Recently I ran into a design problem. Some enemies in the game will be immune to bullets and you’ll have to use grenades. Of which you can only carry a few. What if you miss and run out? You’d have to restart the level.
For a moment I considered loot drops. For something you’d be required to get they seemed too random and potentially frustrating. Instead I shamelessly copied Half-Life and added a grenade dispenser!
It’s a box full of… grenades. Just walk up to it and get a refill. The lid opens automatically to indicate you’re not supposed (or able) to break it like the regular ammo crates.
I’d love to see the game running on Steam Deck one day. Until then, I’m using an Xbox controller for testing.
Some menus were impossible to navigate with the gamepad or keyboard. I’m not building any sort of generalized UI framework but this needed to be fixed.
Each menu item contains links to its neighbors and pressing ←↑↓→ changes focus accordingly. In most simple cases, such as the main menu, the autogenerated links were enough but in more complex layouts some were omitted. So added a way to create the missing links manually.
Now I can get right into the game using just the controller, which is cool.
I still really like the base grass texture that I made when updating the tileset.
To add more variety I added a few patches of tall grass here and there. Those are animated and move with the wind. It took a while to make it blend in with the existing graphics but I’m really happy with the result.
Exploding barrels are a nice addition to any game. Devastro 2 already had some but I wanted to make them more fun. Decided to add a burning phase that would indicate a barrel is about to explode.
The fire animation was created in Blender and the smoke is a particle system running live in the game.
Explosion chains are now much more fun too.
This time I focused on the “aim” part… adjusted range and accuracy to make each weapon more unique. There are also new crosshairs which resize based on the accuracy.
The one in the video is my current favorite but there are other options…
The alien AI was a mess. It tried too hard to be clever. The code was fragile and the behaviour unstable.
I threw it all out and implemented a simple flock / boid algorithm. The aliens will stick together and try to approach the player in natural looking groups.
A* pathfinding is gone too. Instead, the player character drops invisible scent markers with a limited lifetime. If aliens cannot get a clear line-of-sight to the player, they will look for the scent dots and follow them. That can eventually lead them back to the player, even around corners etc. It makes it look like the aliens know what they’re doing. Which, of course, they don’t.
The new tileset is coming together nicely. I made a “master sheet” with all the tiles to keep things organized.
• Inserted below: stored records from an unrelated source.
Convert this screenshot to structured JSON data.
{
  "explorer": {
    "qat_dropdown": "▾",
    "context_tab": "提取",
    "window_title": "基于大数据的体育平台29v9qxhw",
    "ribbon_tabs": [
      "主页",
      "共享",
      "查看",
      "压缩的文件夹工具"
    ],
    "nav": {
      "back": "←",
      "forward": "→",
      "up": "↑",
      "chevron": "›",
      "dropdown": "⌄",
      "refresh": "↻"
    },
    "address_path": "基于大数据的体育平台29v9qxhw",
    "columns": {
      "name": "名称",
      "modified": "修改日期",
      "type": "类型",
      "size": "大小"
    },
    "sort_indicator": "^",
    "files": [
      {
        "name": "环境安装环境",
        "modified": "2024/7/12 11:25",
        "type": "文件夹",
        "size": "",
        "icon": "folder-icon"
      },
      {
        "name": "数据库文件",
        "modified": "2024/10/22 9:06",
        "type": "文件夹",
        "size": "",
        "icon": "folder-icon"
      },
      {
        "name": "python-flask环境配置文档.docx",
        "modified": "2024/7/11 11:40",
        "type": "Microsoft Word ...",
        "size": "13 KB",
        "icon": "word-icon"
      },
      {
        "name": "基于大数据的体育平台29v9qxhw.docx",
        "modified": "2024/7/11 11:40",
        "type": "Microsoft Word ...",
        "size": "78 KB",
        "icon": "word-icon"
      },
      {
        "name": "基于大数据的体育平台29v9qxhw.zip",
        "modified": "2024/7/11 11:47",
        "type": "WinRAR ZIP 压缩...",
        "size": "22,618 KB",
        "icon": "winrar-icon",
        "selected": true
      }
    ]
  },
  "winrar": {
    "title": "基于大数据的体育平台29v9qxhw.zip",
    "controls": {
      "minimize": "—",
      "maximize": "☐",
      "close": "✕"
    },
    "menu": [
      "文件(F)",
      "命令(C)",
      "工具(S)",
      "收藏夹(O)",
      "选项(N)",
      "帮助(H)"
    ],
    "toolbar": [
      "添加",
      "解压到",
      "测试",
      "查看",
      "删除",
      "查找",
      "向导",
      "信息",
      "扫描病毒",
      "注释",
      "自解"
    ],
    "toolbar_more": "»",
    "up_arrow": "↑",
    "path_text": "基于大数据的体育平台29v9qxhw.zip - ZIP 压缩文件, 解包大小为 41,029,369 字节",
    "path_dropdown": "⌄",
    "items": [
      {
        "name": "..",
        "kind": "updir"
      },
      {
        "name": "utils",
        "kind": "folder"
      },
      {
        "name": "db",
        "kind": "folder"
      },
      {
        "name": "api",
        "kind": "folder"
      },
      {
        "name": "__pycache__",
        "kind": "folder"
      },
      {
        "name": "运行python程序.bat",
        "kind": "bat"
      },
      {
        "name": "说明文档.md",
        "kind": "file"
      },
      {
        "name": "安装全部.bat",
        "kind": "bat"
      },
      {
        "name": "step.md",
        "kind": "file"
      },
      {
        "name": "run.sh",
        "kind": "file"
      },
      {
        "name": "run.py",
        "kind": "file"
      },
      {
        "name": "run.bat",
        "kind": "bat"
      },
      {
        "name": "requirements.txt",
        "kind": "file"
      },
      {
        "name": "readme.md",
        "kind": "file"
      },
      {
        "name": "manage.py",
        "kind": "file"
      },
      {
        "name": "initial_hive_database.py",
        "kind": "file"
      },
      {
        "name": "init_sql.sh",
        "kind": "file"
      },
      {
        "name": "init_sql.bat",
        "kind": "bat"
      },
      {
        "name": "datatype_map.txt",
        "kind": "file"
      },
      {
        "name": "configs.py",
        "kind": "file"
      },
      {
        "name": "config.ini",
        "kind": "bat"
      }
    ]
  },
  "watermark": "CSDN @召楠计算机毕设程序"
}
I implemented a new material system for tiles. In addition to the visible texture, each tile had a lower resolution bitmap which defined the material at a given spot. This was used for special FX like bullet impacts that vary based on the ground material they hit.
I got rid of that and switched to a polygon based approach which plugs into Box2D. Material polygons are created as invisible objects in Blender and exported into the game.
I also changed the way fences are placed on the map. They are now baked into tiles, so map editing is much easier.
The metatile system is still in place but without the editor. I get enough variety from Blender & Pixelmator alone, so it wasn’t so useful. However I now use its multi-layer feature to draw the fences, because they need to have separate ground / shadow / foreground layers for proper z-ordering.
The first voice recording session for Devastro 2 is over! 200 lines of dialog, 2 different characters, 30 minutes of voice recorded.
The session took place in a professional studio and was handled by Tomáš Karásek aka gaex. Both characters were voiced by the talented James Harries.
Big thanks to you guys!
To keep track of everything, I have a Google Sheets table with extra information about each line, such as the character name, output filename and a number of “tags” that connect the line to in-game events or other dialog lines. This metadata is exported into the game and helps me build dynamic conversations or reactions at runtime.
There’s also a column to generate the audio using the “say” command. I can run all of them in a batch and get all the audio spoken by a synthetic voice for testing before going to the studio.
I played with the main menu title a little bit. To hammer home the “gun being loaded” idea, I set the materials on the “2” to resemble a bullet. Small change but something new to look at every time I launch the game.
I’m still planning to do another pass on the whole thing, fix letter spacing and add a few more details.
Currently I’m working on the dialogs for the game. After watching some footage from Call of Duty: Black Ops Cold War, I knew I had to have subtitles just like that.
Here’s how it works: if a subtitle comes to an empty screen, it goes to the top line. The second one will go to the line below. Any following subtitles push the existing ones up; the top one disappears. After a short delay any subtitle simply fades out.
Getting this right was quite a challenge. It took me over 3 hours to figure out all the edge cases and make the animations robust enough to handle them. I had a lot of fun making this and I’m happy to have such a nice little system in the game.